“Twenty one years ago today His Holiness the Dalai Lama was presented with the Nobel Prize. I was just 13 but I remember well the overwhelming feeling of joy, celebration and vindication in my house – as well as the uncharacteristically optimistic look I saw on my father’s face – when we received news of the Nobel Committee’s decision. At that time, most people had never heard of Tibet, let alone the Dalai Lama, and the slogan “Free Tibet” often led to people inquiring after what we were giving away.
In those days, while pursuing international support for Tibet, Tibetans were often challenged to provide proof of the atrocities taking place there. But other than the eyewitness accounts of escaping refugees, we had none. There were no digital cameras to record the abuses, and no Internet or cell phones to communicate directly with Tibetans inside the country. In the eighties, if we received a simple post card from our family or friends in Tibet, even with most of the text blacked out, it was cause for celebration. This lack of connection and “hard evidence” often left Tibetans feeling helpless and frustrated as we tried to build our movement.
But the Nobel Peace Prize helped to change all that. Along with the protests in Tibet in the mid to late eighties, the award gave global recognition to our struggle, and a kind of validation to our suffering.
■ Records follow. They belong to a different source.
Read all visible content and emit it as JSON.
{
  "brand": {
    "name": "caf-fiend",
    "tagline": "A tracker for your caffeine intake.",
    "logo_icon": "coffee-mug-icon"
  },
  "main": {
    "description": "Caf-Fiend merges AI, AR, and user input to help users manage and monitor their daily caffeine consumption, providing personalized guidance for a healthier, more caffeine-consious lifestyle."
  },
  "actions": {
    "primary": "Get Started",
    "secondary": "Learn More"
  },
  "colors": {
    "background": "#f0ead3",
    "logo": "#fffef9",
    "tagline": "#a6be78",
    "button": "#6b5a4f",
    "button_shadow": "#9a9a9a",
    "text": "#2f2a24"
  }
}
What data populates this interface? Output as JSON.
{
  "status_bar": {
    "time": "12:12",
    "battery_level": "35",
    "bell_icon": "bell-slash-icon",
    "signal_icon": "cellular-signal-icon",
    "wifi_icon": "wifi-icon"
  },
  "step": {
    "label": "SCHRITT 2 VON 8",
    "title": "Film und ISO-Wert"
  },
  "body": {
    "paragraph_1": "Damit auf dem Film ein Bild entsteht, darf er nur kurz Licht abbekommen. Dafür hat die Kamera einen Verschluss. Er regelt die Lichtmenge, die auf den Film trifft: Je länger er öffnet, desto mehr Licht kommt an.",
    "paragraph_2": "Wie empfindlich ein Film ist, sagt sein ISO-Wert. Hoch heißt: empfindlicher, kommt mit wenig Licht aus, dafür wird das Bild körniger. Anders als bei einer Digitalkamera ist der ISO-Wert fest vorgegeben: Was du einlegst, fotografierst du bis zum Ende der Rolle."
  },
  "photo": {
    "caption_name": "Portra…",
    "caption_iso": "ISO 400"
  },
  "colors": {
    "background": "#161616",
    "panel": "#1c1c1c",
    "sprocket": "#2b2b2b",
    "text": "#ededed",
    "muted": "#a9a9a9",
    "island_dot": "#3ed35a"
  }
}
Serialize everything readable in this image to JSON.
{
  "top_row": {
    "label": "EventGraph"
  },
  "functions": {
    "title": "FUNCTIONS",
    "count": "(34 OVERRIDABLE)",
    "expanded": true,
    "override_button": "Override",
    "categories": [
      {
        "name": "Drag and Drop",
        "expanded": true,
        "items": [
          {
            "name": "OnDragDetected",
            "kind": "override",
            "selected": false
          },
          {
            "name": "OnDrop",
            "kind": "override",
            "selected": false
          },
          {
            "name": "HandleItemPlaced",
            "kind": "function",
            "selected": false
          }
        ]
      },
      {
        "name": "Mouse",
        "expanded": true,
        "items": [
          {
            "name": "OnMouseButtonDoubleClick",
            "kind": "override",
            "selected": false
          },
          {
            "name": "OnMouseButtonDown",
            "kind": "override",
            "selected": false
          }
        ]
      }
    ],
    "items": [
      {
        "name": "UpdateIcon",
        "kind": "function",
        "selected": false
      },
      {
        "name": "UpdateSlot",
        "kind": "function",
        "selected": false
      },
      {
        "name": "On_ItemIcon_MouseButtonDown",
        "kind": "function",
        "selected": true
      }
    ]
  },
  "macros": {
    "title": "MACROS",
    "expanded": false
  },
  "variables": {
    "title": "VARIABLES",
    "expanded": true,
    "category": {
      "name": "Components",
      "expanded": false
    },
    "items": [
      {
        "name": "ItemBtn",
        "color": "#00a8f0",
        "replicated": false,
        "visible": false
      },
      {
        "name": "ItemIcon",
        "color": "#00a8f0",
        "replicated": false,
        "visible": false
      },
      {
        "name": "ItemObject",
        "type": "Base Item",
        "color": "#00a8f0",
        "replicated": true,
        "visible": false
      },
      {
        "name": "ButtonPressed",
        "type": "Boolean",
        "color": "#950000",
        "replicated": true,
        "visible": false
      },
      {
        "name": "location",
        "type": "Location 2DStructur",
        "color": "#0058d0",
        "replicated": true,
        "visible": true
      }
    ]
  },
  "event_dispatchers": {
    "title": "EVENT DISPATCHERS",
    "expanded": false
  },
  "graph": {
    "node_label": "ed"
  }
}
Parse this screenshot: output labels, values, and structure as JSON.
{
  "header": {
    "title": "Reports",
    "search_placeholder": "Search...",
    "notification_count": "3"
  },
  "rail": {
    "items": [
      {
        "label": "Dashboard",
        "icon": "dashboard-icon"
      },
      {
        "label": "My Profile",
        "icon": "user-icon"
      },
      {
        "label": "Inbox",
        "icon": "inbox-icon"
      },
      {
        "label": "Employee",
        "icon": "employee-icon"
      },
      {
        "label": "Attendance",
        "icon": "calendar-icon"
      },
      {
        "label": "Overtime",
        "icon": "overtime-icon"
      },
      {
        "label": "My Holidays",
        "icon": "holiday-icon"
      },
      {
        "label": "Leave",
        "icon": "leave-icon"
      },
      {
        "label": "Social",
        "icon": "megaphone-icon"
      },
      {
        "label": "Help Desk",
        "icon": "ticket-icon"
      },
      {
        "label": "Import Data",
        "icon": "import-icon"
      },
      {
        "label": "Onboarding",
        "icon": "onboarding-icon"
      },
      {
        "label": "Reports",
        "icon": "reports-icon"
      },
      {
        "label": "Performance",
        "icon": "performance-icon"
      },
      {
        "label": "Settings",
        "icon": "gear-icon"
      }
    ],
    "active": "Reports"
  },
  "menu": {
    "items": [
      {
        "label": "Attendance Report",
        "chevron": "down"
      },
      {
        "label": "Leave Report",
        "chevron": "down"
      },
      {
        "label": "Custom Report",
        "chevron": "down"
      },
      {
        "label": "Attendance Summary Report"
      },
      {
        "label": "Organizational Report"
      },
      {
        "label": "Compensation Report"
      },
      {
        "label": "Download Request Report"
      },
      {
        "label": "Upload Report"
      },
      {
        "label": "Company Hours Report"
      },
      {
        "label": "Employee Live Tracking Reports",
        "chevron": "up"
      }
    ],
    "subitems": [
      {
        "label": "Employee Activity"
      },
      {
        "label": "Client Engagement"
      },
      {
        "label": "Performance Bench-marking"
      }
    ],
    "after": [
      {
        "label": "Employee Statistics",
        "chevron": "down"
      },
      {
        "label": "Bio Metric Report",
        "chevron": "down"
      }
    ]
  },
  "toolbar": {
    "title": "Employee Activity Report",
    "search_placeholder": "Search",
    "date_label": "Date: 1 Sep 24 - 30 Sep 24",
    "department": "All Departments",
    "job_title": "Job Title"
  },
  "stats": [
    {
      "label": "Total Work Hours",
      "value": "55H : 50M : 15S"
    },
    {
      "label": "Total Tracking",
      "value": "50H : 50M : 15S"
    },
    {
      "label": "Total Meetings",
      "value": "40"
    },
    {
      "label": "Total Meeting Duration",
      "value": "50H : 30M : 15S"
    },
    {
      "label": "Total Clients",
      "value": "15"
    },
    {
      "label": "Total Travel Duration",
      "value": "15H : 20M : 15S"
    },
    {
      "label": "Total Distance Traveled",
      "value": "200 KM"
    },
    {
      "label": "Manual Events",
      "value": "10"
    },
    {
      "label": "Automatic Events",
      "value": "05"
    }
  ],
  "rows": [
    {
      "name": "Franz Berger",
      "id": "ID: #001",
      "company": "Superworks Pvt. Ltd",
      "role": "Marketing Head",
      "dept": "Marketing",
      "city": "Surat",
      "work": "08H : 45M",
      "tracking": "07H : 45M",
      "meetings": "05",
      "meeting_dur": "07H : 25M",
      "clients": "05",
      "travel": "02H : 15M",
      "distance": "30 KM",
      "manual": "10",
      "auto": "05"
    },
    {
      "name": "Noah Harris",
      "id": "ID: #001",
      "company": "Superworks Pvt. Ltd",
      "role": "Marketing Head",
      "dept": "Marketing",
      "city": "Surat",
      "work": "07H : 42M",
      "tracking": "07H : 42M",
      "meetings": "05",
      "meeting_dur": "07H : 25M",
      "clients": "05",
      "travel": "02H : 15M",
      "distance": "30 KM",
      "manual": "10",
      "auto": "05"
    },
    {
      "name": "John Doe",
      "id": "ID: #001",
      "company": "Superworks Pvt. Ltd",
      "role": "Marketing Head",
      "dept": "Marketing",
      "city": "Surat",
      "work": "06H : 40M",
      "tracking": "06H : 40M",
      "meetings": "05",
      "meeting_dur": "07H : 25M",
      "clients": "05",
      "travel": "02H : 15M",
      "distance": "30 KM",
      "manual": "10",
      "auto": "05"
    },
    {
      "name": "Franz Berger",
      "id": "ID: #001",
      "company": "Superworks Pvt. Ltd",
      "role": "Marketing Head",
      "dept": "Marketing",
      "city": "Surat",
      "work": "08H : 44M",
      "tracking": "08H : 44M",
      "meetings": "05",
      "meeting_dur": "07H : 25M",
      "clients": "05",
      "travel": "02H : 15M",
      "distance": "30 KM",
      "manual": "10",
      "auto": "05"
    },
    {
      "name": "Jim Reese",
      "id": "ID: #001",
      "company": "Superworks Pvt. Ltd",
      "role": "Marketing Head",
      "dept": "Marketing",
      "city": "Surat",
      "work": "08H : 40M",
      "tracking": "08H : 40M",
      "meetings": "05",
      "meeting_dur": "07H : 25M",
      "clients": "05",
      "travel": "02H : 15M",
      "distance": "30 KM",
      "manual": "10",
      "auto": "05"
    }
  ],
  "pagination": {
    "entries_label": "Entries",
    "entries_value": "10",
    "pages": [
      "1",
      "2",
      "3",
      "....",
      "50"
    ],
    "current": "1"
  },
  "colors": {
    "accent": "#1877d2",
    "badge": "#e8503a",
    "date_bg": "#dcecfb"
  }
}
Most importantly, it helped spark the birth of the modern Tibet support movement which has played a critical role in keeping the Tibetan issue alive in the international community and gives moral support and encouragement to Tibetans still suffering under Chinese oppression.
Thisyear, the Nobel Peace Prize gives global recognition to the aspirations of the Chinese people for human rights and democracy — aspirations that the Chinese government, and many in the Western world, have claimed they don’t have or need. Thanks to Liu Xiaobo’s fearless words and tireless advocacy for change in China – and the Nobel Committee’s courageous decision to honor him – the world is, at long last, paying attention to the human rights crisis inside China. And there is no question that something is very wrong, indeed Liu Xiaobo’s harsh prison sentence and Beijing’s hysterical response to his award is proof of this.
By imprisoning Liu Xiaobo, the Chinese authorities have done exactly what they were trying to stop – they have spread his ideas and his writings across China and around the world, and far from silencing his voice, they have ensured that he is being heard by people everywhere. Far more dangerous for them though, Liu Xiaobo’s words are inspiring and invigorating a new movement of Chinese, Tibetan and other rights advocates. This is the key to change in China and this is why they are terrified.
Back in 1989, on that beautiful day when His Holiness received his medal in Norway, we couldn’t have imagined that the Dalai Lama would become a household name, one of the most recognized and popular global leaders of our time and a serious challenger to the Chinese government’s influence in the world. And now, as we stand at yet another historic crossroads in the epic battle for rights, freedom and global peace, I cannot help but feel real optimism for what the future may hold, for Liu Xiaobo, for the Chinese people, for Tibetans, for all of us.”